The decade 2006 to 2015 was Ireland’s wettest on record, according to a newly developed 305-year record of rainfall for Ireland compiled by Dr Conor Murphy, Senior Lecturer in Geography at Maynooth University, and a team of national and international collaborators. The research is published in Climate of the Past today.
The team’s research showed a 10-year average rainfall of almost 1,990 mm per year over the recent decade, compared with a long-term 300-year decadal average of 1,080 mm per year, and just 940 mm in 1740-1749 – the driest decade on record.
The record provides monthly rainfall totals representing the island for each month since January 1711, and means that Ireland now has one of the longest, quality assured rainfall records anywhere in the world.
Commenting on the rainfall record, Dr Conor Murphy said: “The most recent decade was our wettest on record, and when we look at the long-term context, we see a continuous rise in annual and winter rainfall. This is consistent with expectations of human driven climate change.”
While one of the most significant takeaways from the record is that Ireland’s weather was at its wettest between 2006 and 2015, the data also reveals that over the long-term, winters are getting wetter and summers are getting drier.
By compiling data from the UK and Ireland, including previously unpublished work from the 1970s by the UK Meteorological Office, Dr Murphy and team have created one of the most comprehensive monthly rainfall series in the world.
Dr Murphy explains: “The fact that we have such a long rainfall record for Ireland is thanks to the meticulous work of weather enthusiasts and meteorologists from the Ireland and the UK over hundreds of years. The record draws on the very earliest rainfall observations made in this region, together with weather diaries compiled during the 1700s.”
“The task of stitching all the data together was first undertaken by UK Met Office staff in 1979 – work which was largely forgotten until recently. In those days there was not as much emphasis on publishing research in scientific journals and their work was just reported in an internal memo.”
“We were able to merge that Met Office record with another quality assured dataset, which we recently compiled for Ireland for the period of 1850 to present. When combined, the derived record gives us an unprecedented picture of rainfall variations for every month from 1711 to 2016. The record also provides unique insight into past weather extremes and changing rainfall patterns well beyond the relatively recent history of available digital records.”
Dr Murphy comments: “Working on this rainfall series was exceptionally humbling. It represents the lifetime work of many people over hundreds of years. Thanks to their care and attention, we can not only see how rainfall has changed in Ireland, but also look at what was going on in the wider world to influence it.”

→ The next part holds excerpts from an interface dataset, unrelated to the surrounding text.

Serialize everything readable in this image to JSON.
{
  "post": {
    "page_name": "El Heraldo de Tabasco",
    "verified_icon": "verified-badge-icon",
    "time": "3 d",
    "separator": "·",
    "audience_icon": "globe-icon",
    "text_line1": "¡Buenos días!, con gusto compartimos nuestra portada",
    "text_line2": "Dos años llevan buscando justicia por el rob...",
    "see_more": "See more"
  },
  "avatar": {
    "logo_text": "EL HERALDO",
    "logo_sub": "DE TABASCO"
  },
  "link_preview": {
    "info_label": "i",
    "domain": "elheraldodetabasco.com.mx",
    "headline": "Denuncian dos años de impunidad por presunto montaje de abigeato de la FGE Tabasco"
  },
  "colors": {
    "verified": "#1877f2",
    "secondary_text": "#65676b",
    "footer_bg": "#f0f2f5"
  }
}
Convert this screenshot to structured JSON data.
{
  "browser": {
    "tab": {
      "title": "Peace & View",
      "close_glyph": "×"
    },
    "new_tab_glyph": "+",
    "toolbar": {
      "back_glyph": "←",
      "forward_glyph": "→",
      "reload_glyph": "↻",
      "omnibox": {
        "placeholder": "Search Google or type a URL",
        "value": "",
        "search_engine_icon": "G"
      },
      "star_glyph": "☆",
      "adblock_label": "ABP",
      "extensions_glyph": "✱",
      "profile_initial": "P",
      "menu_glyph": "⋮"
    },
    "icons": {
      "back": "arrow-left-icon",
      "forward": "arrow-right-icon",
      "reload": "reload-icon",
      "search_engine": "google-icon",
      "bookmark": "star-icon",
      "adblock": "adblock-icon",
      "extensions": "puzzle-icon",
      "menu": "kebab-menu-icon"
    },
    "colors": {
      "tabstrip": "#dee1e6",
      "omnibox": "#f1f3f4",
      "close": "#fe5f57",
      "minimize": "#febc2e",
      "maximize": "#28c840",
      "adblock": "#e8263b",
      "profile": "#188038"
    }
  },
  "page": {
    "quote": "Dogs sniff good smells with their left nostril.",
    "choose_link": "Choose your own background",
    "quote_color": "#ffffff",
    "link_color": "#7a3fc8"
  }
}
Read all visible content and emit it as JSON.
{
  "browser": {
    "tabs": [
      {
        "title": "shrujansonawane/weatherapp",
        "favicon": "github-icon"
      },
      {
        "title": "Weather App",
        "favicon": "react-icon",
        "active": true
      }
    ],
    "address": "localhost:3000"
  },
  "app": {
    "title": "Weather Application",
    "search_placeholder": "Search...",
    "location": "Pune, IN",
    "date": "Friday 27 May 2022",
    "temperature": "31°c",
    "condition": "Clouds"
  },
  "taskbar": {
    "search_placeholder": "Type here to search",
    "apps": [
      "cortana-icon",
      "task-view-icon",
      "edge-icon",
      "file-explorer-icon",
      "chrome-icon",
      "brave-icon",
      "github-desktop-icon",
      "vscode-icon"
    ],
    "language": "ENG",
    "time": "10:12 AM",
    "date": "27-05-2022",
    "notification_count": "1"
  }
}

“For example, the driest winter in our record is 1783-4, and this coincides with the eruption of the Laki volcano in Iceland, which emitted millions of tonnes of sulphur dioxide into the air, creating what was called the ‘Laki haze.’ This gave much of Europe an extremely hot summer, followed by a dry and severe winter.”
“Recent wet weather has had significant effects on Ireland; winter 2015/16 saw extensive flooding across Ireland, while winter 2013/14 was the stormiest on record. These winters, which not only took place during our wettest decade, are also the first and second wettest individual winters on record.”
The rainfall series has a number of practical uses, which go beyond general interest in extreme weather events. Dr Murphy explains: “This record can be used to track changes in rainfall, both natural and driven by human activities. The range of variability and the extreme events contained in our record also offer valuable information for stress testing critical infrastructure such as flood defences and water supply systems.
“This helps ensure that vital water services are resilient to future wet and dry periods in Ireland. We hope that our rainfall series will be as valuable to the work of future scientists as the legacy of past weather observers has been to ours.”
Read more on RTÉ Brainstorm.